[Stored data]
Start of Block

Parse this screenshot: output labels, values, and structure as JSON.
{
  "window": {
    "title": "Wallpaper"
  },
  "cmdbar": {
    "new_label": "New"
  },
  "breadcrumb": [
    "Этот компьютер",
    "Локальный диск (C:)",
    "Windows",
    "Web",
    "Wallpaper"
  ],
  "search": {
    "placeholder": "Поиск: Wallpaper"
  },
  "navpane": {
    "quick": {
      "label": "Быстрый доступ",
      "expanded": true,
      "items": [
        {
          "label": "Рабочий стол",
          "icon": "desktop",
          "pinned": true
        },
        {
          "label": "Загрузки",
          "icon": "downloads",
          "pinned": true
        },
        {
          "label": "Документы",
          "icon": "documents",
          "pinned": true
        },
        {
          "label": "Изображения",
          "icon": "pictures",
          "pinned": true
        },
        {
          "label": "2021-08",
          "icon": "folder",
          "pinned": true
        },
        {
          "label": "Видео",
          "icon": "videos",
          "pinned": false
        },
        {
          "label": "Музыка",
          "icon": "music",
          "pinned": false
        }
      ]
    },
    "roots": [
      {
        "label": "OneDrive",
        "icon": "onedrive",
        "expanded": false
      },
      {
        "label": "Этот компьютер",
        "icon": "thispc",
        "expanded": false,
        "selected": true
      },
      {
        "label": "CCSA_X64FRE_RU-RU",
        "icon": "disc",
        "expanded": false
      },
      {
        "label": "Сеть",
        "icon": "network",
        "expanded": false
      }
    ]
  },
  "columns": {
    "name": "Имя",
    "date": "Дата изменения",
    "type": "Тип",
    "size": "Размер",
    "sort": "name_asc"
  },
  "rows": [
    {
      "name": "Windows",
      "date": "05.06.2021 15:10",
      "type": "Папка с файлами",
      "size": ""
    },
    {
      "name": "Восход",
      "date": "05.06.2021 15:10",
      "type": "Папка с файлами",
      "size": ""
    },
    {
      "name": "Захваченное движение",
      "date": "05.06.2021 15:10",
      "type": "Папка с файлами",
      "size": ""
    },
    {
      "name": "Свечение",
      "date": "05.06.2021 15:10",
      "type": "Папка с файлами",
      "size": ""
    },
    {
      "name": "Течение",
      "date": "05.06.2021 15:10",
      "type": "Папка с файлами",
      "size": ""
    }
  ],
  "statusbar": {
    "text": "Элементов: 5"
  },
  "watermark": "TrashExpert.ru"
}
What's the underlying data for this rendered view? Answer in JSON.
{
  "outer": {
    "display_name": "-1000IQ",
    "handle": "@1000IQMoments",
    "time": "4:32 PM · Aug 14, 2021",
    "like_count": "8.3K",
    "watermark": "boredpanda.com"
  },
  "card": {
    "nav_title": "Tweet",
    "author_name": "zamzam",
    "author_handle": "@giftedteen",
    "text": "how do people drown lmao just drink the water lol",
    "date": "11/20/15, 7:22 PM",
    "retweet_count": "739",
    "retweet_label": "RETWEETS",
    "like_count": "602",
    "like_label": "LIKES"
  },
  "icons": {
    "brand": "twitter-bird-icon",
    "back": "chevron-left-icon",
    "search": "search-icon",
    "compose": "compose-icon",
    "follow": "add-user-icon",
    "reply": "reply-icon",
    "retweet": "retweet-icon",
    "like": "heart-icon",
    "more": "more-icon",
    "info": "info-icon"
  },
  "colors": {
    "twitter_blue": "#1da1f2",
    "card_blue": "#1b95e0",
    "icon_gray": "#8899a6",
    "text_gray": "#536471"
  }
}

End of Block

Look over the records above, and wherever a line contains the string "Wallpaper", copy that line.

--- Result of the task ---
    "title": "Wallpaper"
    "Wallpaper"
    "placeholder": "Поиск: Wallpaper"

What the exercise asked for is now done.